Component data from apps and pages:
• • • •

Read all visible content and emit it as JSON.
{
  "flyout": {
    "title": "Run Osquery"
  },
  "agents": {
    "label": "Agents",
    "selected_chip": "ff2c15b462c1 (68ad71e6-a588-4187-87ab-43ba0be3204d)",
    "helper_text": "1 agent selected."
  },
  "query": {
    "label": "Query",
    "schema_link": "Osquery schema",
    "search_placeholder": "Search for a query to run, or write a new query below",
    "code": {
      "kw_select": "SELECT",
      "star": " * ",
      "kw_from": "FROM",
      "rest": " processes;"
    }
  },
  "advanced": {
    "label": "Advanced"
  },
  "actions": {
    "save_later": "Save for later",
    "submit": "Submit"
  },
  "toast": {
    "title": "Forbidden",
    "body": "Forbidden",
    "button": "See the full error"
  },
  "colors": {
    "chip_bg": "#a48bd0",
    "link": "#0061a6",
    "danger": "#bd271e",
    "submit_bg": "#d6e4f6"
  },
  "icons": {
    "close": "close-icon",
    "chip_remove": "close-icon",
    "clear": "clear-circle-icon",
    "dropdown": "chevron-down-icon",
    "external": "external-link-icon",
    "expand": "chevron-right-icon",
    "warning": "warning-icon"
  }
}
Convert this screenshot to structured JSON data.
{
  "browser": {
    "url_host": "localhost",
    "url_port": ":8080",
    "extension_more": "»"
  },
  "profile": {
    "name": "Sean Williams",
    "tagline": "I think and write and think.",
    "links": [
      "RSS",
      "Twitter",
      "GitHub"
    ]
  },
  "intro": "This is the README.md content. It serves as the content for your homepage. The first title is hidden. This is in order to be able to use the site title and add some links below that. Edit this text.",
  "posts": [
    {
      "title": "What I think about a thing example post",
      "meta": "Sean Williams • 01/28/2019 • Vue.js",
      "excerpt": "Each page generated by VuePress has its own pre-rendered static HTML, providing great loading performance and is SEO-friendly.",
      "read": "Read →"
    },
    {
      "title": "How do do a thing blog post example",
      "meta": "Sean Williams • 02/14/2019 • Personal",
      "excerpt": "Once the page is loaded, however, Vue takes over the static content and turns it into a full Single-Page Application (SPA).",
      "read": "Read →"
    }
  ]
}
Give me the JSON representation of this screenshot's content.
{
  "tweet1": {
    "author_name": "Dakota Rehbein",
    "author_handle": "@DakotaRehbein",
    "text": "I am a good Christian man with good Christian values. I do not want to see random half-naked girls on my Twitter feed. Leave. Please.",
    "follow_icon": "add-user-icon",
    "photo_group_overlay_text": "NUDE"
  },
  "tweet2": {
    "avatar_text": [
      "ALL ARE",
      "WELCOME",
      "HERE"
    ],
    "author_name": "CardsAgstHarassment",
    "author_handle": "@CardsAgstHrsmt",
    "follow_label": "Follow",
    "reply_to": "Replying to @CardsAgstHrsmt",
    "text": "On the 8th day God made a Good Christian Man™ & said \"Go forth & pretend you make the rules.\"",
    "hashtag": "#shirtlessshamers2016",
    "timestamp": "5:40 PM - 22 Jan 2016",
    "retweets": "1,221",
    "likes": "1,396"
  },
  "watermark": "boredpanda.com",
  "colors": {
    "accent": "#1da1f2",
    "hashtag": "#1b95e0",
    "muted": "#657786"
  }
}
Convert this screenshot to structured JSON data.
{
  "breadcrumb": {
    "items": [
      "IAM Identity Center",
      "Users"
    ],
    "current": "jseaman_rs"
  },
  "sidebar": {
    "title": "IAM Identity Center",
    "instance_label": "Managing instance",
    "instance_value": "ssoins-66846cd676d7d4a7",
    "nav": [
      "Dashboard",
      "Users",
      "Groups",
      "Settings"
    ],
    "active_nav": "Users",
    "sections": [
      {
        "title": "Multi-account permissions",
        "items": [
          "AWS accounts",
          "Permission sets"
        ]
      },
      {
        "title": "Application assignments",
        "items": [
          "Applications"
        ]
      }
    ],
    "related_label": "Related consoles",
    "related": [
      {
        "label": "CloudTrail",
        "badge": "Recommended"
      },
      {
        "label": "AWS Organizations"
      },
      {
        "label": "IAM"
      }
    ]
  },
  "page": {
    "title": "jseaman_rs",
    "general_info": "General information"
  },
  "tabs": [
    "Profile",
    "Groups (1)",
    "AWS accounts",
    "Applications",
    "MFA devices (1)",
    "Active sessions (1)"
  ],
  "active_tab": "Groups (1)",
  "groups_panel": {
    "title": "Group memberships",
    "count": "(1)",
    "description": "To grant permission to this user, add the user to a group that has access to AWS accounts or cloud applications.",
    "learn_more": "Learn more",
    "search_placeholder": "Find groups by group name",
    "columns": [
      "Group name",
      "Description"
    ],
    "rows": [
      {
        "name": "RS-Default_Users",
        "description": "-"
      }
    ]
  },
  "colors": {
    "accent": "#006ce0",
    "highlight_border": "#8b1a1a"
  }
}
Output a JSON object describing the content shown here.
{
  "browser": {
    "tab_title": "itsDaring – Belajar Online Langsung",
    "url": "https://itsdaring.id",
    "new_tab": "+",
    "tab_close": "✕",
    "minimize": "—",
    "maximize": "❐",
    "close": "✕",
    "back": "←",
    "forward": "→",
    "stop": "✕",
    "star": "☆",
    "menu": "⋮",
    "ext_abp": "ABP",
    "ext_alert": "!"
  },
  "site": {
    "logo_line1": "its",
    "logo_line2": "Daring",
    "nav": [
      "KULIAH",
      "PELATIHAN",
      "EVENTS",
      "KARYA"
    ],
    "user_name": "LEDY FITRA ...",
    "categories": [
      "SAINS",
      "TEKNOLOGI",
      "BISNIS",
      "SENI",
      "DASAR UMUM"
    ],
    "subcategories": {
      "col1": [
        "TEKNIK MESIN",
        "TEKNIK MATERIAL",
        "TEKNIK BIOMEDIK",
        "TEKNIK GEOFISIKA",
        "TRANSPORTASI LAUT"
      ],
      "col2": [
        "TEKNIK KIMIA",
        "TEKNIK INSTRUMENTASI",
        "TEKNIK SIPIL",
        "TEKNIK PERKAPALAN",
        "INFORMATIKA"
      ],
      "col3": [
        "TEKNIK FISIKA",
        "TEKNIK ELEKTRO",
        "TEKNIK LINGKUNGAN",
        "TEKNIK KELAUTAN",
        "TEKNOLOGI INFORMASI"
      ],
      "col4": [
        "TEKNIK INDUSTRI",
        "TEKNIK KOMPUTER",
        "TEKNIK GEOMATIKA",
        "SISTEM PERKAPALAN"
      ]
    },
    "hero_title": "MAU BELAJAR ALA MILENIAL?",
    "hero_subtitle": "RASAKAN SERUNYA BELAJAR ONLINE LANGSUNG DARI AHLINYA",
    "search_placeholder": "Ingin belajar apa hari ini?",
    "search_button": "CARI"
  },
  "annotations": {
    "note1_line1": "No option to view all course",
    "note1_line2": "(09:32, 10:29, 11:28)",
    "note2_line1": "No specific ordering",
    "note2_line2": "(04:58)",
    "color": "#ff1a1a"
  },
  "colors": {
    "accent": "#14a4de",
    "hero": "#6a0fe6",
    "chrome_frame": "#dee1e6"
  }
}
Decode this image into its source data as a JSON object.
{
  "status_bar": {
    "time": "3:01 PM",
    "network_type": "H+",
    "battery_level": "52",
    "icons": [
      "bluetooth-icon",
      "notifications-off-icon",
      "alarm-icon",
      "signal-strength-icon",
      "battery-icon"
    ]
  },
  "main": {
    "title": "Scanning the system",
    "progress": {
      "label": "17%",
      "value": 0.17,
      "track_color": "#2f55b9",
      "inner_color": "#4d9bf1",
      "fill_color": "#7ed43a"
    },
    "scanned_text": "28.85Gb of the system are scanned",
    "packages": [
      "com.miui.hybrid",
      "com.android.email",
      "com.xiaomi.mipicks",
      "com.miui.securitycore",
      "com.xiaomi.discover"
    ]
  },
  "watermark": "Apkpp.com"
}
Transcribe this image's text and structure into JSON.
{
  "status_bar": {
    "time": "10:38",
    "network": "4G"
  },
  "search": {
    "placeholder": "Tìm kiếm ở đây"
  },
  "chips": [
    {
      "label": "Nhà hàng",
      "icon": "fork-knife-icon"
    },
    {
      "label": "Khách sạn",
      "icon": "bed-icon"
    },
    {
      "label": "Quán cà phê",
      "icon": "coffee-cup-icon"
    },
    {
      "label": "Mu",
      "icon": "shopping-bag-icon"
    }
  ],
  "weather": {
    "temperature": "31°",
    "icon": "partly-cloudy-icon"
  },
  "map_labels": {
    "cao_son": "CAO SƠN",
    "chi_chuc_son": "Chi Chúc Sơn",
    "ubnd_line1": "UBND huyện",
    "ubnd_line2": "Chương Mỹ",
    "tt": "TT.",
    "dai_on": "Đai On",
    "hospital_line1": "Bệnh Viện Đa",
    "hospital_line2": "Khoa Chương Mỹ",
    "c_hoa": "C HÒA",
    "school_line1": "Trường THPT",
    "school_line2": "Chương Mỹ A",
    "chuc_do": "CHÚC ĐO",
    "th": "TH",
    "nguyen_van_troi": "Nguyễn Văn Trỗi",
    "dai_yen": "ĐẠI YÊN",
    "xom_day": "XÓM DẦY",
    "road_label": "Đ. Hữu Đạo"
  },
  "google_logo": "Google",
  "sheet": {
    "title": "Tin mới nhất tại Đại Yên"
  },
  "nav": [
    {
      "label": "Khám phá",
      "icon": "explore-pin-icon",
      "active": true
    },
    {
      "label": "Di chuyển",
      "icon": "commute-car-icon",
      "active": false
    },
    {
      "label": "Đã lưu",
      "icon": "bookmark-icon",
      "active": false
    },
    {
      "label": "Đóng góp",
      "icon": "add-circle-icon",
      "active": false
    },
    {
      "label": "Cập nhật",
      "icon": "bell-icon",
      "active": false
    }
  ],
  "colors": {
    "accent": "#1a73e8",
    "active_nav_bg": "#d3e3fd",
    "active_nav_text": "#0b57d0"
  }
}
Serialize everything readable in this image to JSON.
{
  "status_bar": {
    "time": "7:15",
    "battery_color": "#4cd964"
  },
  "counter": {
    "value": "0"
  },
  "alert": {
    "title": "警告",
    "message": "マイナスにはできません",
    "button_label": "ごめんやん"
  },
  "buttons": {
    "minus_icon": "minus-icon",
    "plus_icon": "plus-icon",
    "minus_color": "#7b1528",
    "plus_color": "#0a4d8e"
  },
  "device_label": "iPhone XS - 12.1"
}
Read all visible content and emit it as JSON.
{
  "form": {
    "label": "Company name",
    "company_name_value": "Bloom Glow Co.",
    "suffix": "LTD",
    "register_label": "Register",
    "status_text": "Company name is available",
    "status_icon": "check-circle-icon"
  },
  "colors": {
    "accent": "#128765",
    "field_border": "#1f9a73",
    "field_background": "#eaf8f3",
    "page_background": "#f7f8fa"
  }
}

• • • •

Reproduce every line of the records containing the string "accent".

    "accent": "#1da1f2",
    "accent": "#006ce0",
    "accent": "#14a4de",
    "accent": "#1a73e8",
    "accent": "#128765",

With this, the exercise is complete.